When LeBron was in Cleveland (and that seems like EONS ago, doesn’t it?) it was not the Boston Celtics that were his greatest foe, it was the Orlando Magic. Dwight Howard seemed as popular as him. The Magic were more balanced than his Cavaliers, and though the Magic were beaten soundly by the Lakers in the Finals, it was the Magic that seemed to have the continual momentum necessary to be good every season in the NBA.
Then, something happened. Hedo Trukoglu walked away from the Magic in free agency, and the team scrambled to patch a team together around Howard again. Vince Carter was brought it, among some other fill in players, and the Magic were again shooting for the stars.
Only, with Carter’s age came more than experience – slowness. The speed that defined the Magic’s success against the Cavaliers and other teams disappeared and the team began to struggle again, both in the playoffs last season and in the early part of the 2010-2011 season. Something needed to be done to recapture the swagger and talent that Orlando was again starting to build. So, general Manager Otis Smith made some shrewd trades that turned the Magic into what is now the hottest team in the NBA, and the team any opponent would least like to play.
December 18 the Magic got an Extreme Makeover, NBA edition. Rashard Lewis was gone and Gilbert Arenas was now in the locker room (presumably without a gun). An aging, albeit talented, player was now gone in favor of a perimeter shooter with some point guard experience.
Smith remarked at this point that his team needed “more punch.” He went and got it in the form of Jason Richardson, Earl Clark, and Hedo Turkoglu. Turkoglu is one of the toughest matchups in the NBA, and Richardson – like Arenas and Turkoglu – was being relied on for a boost to the offense.

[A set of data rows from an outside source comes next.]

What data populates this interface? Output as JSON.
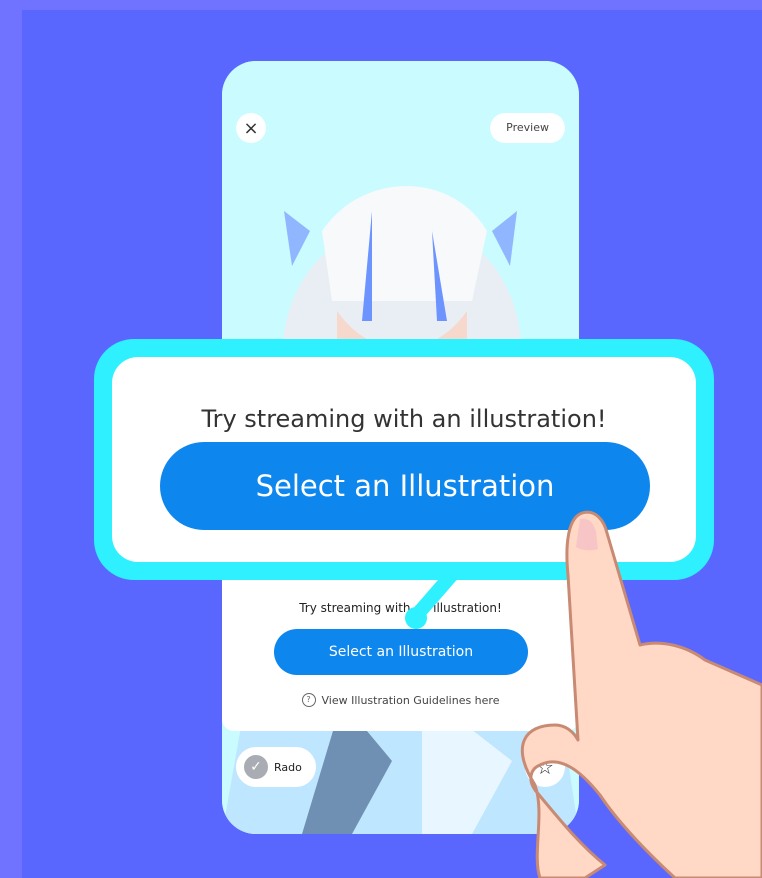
{
  "phone": {
    "close_symbol": "×",
    "preview_label": "Preview",
    "sheet": {
      "title": "Try streaming with an illustration!",
      "button_label": "Select an Illustration",
      "guidelines_label": "View Illustration Guidelines here",
      "guidelines_icon": "?"
    },
    "user_name": "Rado",
    "star_symbol": "☆",
    "avatar_symbol": "✓"
  },
  "callout": {
    "title": "Try streaming with an illustration!",
    "button_label": "Select an Illustration"
  },
  "colors": {
    "background": "#6f73ff",
    "background_inner": "#5a67ff",
    "accent": "#0d86ee",
    "callout_border": "#2ef0ff"
  }
}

It took two games and two straight losses immediately after the trade, but the Magic then cranked off eight straight wins. The promise of added offense was realized, though each added player has understood the role of Dwight Howard as the team’s focus and fallen into place, playing a role the team needs to be successful.
Since the trade, Dwight Howard has gotten 17.2 percent of the shots. He is the offensive focus, so that makes good sense. Richardson has taken 12.1 percent of the shots, Arenas 10.9 and Turkoglu 10.7 to round out the new additions.
When the Magic were playing on the same level – or really a level above – the LeBron-led Cavaliers the team has a balance unlike any other in the NBA. These new additions have helped achieve that balance again, making the Magic an extremely tough team to win over.
The Miami Heat are definitely good, but the schedule the team has played has not been terribly difficult. More, the offense is likely coming from one of three players. The Magic are far less predictable, exhausting opposing defenses because of the strength of the perimeter shooting game and power of Howard inside.
The Magic are just beginning to round into form. The Magic are only four games back from the Heat in the Southeast division. The real struggle for the Magic this season has been on the road, where the team is just 9-7 compared against Miami’s 14-5. This is an obvious and correctable flaw that coach Stan Van Gundy can no doubt address.
The Magic have one of the smartest coaches in the NBA and one of the most balanced offenses. Even after a huge roster redo, they are still the team in the NBA I would least like to play – even more than the Miami Heat.